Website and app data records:
Start of Block

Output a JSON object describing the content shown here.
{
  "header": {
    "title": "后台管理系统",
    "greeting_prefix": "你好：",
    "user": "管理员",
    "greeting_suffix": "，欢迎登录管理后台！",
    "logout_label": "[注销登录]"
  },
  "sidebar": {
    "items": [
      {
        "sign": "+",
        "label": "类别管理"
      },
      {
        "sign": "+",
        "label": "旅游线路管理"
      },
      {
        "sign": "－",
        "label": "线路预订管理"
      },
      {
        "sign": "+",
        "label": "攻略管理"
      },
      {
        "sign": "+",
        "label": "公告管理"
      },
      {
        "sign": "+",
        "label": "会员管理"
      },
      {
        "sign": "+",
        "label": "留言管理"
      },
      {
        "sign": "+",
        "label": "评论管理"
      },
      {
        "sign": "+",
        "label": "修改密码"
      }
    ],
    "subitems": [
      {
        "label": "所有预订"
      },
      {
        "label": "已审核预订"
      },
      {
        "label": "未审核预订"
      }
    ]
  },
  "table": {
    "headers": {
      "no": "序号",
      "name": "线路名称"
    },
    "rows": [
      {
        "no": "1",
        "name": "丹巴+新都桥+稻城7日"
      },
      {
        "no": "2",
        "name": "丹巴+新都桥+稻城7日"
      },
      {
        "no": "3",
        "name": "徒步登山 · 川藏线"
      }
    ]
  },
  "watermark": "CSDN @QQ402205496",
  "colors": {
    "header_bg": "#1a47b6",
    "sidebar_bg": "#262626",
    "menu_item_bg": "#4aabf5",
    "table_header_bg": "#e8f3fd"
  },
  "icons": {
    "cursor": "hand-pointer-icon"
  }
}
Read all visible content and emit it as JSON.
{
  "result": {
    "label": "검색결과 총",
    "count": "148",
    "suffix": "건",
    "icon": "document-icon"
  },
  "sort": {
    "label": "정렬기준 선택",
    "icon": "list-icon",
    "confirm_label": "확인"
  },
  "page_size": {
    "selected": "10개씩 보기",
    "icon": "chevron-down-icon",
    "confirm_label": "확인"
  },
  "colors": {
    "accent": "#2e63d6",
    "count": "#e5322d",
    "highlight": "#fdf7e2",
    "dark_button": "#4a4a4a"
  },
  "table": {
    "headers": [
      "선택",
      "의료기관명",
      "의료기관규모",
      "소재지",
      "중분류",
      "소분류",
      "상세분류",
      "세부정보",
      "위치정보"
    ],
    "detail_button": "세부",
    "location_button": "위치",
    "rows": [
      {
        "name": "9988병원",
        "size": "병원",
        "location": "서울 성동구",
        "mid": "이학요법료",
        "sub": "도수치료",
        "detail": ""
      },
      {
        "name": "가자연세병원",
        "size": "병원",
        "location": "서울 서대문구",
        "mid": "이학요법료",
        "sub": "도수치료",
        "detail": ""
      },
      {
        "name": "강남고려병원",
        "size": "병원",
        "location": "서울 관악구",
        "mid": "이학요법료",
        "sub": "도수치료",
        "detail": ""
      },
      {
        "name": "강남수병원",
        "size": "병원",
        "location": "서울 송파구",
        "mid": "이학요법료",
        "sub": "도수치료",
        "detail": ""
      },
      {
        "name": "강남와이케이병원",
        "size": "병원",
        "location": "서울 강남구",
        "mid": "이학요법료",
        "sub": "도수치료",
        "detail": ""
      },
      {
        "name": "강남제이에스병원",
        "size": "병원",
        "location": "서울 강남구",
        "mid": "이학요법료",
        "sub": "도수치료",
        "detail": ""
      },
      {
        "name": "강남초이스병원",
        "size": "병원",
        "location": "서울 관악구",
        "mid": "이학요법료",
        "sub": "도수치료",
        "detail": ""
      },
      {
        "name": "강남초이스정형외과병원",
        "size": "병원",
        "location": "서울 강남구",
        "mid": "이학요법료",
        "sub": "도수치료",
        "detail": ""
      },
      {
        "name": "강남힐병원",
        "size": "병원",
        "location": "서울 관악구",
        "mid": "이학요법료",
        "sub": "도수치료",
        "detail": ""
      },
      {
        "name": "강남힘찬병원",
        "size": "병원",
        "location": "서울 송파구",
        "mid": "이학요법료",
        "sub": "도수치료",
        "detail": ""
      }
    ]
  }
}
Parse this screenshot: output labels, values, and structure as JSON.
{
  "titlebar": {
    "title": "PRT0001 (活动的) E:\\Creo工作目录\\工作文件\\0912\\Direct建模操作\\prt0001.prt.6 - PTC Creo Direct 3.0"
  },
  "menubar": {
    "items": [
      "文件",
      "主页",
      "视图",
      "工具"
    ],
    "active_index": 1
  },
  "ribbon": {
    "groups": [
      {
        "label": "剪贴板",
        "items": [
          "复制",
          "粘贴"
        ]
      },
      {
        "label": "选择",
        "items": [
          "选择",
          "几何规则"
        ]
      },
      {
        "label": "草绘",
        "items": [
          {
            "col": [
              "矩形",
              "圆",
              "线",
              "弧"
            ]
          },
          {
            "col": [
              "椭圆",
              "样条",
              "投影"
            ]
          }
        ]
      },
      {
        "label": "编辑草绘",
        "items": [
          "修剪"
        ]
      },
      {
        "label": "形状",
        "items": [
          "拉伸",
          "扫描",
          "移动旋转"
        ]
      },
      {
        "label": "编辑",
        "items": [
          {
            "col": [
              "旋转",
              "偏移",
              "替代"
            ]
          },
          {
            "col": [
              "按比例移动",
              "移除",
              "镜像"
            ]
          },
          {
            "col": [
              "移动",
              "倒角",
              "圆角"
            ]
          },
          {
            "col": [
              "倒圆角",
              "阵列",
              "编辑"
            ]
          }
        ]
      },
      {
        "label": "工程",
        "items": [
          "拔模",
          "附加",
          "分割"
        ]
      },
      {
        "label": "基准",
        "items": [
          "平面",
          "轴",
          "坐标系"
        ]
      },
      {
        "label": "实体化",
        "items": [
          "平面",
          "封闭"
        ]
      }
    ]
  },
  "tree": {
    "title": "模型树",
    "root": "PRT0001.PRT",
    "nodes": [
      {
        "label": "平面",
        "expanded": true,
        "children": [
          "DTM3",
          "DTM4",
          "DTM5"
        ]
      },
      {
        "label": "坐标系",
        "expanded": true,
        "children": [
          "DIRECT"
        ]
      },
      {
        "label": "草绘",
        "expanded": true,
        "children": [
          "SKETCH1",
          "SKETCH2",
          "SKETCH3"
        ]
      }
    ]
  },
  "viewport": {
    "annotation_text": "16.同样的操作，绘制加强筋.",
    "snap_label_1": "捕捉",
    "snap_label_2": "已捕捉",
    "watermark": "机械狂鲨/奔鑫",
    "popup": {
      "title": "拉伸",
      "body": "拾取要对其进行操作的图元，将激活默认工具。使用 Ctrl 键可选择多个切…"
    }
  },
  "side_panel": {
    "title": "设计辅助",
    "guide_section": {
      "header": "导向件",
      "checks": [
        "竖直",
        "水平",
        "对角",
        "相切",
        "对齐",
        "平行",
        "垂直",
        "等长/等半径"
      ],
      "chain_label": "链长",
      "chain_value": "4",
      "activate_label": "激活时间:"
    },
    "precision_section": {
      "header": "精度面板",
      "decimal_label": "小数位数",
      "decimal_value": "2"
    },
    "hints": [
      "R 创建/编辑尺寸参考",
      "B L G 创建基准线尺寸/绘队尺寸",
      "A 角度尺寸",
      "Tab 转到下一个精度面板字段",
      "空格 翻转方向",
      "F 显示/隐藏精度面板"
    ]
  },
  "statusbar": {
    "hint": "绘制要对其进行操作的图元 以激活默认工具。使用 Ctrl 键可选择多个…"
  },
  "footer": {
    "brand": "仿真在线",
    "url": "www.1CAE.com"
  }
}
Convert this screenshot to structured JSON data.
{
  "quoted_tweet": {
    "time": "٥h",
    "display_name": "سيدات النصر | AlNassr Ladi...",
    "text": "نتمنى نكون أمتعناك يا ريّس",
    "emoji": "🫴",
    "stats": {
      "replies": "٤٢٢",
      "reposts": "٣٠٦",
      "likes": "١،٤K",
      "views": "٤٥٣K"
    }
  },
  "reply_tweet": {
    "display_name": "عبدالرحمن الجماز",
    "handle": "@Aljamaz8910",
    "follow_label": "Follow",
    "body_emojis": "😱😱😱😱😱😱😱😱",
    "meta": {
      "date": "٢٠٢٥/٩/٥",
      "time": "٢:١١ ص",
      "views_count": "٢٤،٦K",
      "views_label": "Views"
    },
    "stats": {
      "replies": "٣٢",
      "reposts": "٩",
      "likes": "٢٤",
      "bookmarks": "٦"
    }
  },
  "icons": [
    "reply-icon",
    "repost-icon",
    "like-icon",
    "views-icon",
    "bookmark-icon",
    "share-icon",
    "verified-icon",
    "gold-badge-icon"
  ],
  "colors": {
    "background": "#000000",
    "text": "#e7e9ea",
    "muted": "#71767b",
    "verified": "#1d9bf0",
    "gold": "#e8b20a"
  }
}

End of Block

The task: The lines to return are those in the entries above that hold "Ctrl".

Solution to this task:
      "body": "拾取要对其进行操作的图元，将激活默认工具。使用 Ctrl 键可选择多个切…"
    "hint": "绘制要对其进行操作的图元 以激活默认工具。使用 Ctrl 键可选择多个…"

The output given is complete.